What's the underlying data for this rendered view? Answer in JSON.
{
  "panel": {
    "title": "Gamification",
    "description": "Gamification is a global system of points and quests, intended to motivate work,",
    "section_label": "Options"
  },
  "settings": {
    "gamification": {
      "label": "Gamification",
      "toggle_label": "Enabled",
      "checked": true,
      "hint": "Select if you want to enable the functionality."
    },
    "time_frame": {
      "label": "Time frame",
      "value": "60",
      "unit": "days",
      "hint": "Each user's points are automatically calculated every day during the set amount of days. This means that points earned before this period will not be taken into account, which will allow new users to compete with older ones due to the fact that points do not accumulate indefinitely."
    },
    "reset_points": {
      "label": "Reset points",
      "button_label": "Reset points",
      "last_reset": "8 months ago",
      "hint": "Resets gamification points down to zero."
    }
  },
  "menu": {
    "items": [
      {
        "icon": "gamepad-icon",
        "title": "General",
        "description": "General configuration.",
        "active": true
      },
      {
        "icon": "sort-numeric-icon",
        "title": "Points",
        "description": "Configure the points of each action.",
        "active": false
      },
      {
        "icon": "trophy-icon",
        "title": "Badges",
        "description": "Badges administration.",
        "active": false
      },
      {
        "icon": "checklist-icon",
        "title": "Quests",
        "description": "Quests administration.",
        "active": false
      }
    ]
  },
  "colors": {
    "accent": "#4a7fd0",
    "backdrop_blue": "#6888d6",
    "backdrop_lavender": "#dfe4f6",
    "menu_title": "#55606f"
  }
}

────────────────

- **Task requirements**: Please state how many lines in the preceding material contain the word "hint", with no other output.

- **Response area**: 3